_What you have to do_
Where a line of the entries holds the string "Based", copy that line.

_Records_
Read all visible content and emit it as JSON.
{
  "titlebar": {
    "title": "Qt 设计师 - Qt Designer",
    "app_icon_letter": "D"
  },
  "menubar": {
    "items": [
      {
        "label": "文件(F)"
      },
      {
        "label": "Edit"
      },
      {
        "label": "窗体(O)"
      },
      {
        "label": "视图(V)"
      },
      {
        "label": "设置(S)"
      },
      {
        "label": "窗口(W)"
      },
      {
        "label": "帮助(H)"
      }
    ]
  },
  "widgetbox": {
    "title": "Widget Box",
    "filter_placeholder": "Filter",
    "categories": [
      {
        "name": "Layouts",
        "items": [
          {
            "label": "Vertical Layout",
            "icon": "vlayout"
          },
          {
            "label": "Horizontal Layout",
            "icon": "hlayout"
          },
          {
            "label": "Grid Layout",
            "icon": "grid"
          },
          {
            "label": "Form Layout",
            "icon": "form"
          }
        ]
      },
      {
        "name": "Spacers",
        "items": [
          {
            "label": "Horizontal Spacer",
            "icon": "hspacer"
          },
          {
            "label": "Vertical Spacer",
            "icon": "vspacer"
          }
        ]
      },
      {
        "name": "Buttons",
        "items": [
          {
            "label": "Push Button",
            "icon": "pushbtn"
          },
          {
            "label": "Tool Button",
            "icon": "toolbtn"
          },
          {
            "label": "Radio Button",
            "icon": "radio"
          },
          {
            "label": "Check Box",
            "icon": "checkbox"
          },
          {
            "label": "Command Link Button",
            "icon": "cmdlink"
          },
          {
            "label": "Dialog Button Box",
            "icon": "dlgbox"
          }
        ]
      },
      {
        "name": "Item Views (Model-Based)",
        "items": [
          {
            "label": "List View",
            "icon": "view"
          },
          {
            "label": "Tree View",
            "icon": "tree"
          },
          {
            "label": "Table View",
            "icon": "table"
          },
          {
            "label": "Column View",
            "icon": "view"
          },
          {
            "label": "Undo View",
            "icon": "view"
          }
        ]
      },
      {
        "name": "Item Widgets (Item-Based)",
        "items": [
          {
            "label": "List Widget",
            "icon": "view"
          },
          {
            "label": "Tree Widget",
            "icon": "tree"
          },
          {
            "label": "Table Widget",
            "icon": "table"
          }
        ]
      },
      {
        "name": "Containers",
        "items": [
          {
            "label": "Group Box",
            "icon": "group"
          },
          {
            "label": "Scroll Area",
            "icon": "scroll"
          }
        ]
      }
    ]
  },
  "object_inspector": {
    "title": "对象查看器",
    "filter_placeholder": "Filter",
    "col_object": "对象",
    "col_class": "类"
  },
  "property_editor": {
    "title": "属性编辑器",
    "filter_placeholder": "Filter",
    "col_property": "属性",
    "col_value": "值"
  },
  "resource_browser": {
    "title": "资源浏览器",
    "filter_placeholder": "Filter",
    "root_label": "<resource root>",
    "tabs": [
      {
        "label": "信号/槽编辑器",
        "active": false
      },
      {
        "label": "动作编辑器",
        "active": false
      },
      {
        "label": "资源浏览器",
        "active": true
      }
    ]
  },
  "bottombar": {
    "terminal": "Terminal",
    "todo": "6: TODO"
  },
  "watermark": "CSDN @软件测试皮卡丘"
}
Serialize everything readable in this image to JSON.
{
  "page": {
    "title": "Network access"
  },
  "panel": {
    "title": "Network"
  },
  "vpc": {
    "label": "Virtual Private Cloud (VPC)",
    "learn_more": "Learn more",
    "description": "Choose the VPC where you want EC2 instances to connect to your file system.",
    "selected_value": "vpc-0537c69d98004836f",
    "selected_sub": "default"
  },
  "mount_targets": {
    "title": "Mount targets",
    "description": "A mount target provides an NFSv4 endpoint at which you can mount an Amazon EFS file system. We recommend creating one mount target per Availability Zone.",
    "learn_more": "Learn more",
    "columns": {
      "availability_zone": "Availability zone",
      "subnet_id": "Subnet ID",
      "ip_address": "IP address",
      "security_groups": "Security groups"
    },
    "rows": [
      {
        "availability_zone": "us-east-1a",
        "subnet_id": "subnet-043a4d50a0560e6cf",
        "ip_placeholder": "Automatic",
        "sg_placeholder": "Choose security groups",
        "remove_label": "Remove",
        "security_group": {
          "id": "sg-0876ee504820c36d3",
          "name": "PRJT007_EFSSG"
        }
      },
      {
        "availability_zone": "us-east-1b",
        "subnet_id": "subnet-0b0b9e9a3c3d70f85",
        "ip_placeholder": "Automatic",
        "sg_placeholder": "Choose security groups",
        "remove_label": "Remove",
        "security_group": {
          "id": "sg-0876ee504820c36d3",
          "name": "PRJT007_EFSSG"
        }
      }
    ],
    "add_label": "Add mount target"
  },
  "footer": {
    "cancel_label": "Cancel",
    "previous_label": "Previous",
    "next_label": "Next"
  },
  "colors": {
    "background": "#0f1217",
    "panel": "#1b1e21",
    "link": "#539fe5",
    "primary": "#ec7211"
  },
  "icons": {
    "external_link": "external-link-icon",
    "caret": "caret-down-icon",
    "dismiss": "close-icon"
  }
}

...

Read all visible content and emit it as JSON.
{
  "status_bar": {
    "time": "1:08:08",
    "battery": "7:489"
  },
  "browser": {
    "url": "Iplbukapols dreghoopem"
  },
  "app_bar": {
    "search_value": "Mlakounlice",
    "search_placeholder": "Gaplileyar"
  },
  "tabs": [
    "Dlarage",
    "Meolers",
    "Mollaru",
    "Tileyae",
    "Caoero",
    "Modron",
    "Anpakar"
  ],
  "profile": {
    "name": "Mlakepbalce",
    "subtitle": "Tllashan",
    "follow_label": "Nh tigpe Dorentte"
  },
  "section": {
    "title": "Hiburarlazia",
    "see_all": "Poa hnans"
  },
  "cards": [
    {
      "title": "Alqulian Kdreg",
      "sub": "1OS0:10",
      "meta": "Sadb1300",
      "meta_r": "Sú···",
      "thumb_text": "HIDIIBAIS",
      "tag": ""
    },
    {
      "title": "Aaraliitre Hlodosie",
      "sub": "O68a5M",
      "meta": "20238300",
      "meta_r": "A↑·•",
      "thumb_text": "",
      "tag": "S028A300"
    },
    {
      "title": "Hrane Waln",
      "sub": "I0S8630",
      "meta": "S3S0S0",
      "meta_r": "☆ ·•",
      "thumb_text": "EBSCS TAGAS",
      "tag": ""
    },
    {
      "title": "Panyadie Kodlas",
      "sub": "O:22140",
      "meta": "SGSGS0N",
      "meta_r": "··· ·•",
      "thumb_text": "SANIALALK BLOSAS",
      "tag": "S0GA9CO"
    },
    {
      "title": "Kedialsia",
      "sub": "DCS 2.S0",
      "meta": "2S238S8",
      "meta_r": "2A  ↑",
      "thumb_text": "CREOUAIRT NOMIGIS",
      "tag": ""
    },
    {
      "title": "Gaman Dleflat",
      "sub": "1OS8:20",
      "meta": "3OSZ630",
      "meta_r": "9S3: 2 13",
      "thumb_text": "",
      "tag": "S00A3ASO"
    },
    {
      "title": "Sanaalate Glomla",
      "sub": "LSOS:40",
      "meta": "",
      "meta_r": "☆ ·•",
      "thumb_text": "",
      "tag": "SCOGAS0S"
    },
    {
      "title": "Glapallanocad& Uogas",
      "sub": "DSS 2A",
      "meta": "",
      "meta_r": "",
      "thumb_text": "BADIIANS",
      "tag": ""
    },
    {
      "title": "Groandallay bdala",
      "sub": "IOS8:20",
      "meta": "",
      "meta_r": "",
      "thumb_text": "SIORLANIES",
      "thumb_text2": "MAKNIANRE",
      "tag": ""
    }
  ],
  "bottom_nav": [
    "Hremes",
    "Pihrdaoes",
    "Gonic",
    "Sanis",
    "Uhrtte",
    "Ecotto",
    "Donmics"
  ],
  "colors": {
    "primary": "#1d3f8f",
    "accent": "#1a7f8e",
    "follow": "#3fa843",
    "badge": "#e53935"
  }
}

_Result of the task_
        "name": "Item Views (Model-Based)",
        "name": "Item Widgets (Item-Based)",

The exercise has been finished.